• ASSIGNMENT: When you restate the entries that follow, keep every word exactly and drop the pictures.

• SUPPLIED MATERIAL:
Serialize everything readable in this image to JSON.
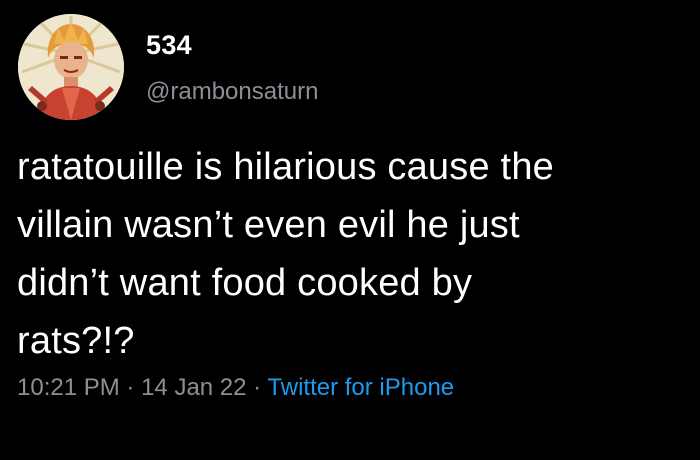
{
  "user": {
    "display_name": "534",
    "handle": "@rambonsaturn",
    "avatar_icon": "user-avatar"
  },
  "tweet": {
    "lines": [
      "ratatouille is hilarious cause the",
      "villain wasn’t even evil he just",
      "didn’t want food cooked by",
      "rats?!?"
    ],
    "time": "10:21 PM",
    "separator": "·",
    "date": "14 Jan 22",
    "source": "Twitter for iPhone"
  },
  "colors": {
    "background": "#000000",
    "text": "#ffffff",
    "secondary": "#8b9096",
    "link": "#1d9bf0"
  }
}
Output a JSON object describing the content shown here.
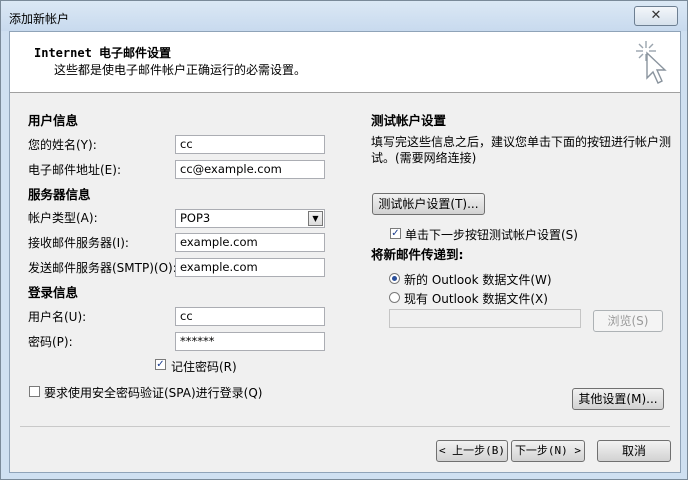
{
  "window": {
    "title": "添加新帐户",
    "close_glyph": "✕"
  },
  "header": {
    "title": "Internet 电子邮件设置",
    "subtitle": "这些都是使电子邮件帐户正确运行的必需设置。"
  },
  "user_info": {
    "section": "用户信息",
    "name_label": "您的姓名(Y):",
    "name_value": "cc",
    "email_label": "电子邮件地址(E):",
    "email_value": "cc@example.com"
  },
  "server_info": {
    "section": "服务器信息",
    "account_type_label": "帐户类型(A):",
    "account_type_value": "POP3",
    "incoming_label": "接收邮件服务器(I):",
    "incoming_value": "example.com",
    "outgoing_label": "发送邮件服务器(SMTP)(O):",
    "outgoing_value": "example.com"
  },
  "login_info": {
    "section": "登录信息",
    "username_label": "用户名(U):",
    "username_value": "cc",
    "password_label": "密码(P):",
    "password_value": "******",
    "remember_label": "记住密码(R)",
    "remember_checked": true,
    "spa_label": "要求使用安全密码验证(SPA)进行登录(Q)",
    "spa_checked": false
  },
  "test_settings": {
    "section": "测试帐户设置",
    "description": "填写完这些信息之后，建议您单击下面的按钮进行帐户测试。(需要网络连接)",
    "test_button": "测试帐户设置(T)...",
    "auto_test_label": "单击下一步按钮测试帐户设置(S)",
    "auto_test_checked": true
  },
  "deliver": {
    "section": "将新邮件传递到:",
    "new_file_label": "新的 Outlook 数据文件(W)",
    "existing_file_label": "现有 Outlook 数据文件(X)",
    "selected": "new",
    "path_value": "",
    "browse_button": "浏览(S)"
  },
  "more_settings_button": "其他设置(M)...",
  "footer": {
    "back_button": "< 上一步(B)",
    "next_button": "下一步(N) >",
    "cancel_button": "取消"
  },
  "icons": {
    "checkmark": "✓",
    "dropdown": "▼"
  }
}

• WRITTEN ANSWER:
Serialize everything readable in this image to JSON.
{
  "user": {
    "display_name": "534",
    "handle": "@rambonsaturn",
    "avatar_icon": "user-avatar"
  },
  "tweet": {
    "lines": [
      "ratatouille is hilarious cause the",
      "villain wasn’t even evil he just",
      "didn’t want food cooked by",
      "rats?!?"
    ],
    "time": "10:21 PM",
    "separator": "·",
    "date": "14 Jan 22",
    "source": "Twitter for iPhone"
  },
  "colors": {
    "background": "#000000",
    "text": "#ffffff",
    "secondary": "#8b9096",
    "link": "#1d9bf0"
  }
}
Output a JSON object describing the content shown here.
{
  "window": {
    "title": "添加新帐户",
    "close_glyph": "✕"
  },
  "header": {
    "title": "Internet 电子邮件设置",
    "subtitle": "这些都是使电子邮件帐户正确运行的必需设置。"
  },
  "user_info": {
    "section": "用户信息",
    "name_label": "您的姓名(Y):",
    "name_value": "cc",
    "email_label": "电子邮件地址(E):",
    "email_value": "cc@example.com"
  },
  "server_info": {
    "section": "服务器信息",
    "account_type_label": "帐户类型(A):",
    "account_type_value": "POP3",
    "incoming_label": "接收邮件服务器(I):",
    "incoming_value": "example.com",
    "outgoing_label": "发送邮件服务器(SMTP)(O):",
    "outgoing_value": "example.com"
  },
  "login_info": {
    "section": "登录信息",
    "username_label": "用户名(U):",
    "username_value": "cc",
    "password_label": "密码(P):",
    "password_value": "******",
    "remember_label": "记住密码(R)",
    "remember_checked": true,
    "spa_label": "要求使用安全密码验证(SPA)进行登录(Q)",
    "spa_checked": false
  },
  "test_settings": {
    "section": "测试帐户设置",
    "description": "填写完这些信息之后，建议您单击下面的按钮进行帐户测试。(需要网络连接)",
    "test_button": "测试帐户设置(T)...",
    "auto_test_label": "单击下一步按钮测试帐户设置(S)",
    "auto_test_checked": true
  },
  "deliver": {
    "section": "将新邮件传递到:",
    "new_file_label": "新的 Outlook 数据文件(W)",
    "existing_file_label": "现有 Outlook 数据文件(X)",
    "selected": "new",
    "path_value": "",
    "browse_button": "浏览(S)"
  },
  "more_settings_button": "其他设置(M)...",
  "footer": {
    "back_button": "< 上一步(B)",
    "next_button": "下一步(N) >",
    "cancel_button": "取消"
  },
  "icons": {
    "checkmark": "✓",
    "dropdown": "▼"
  }
}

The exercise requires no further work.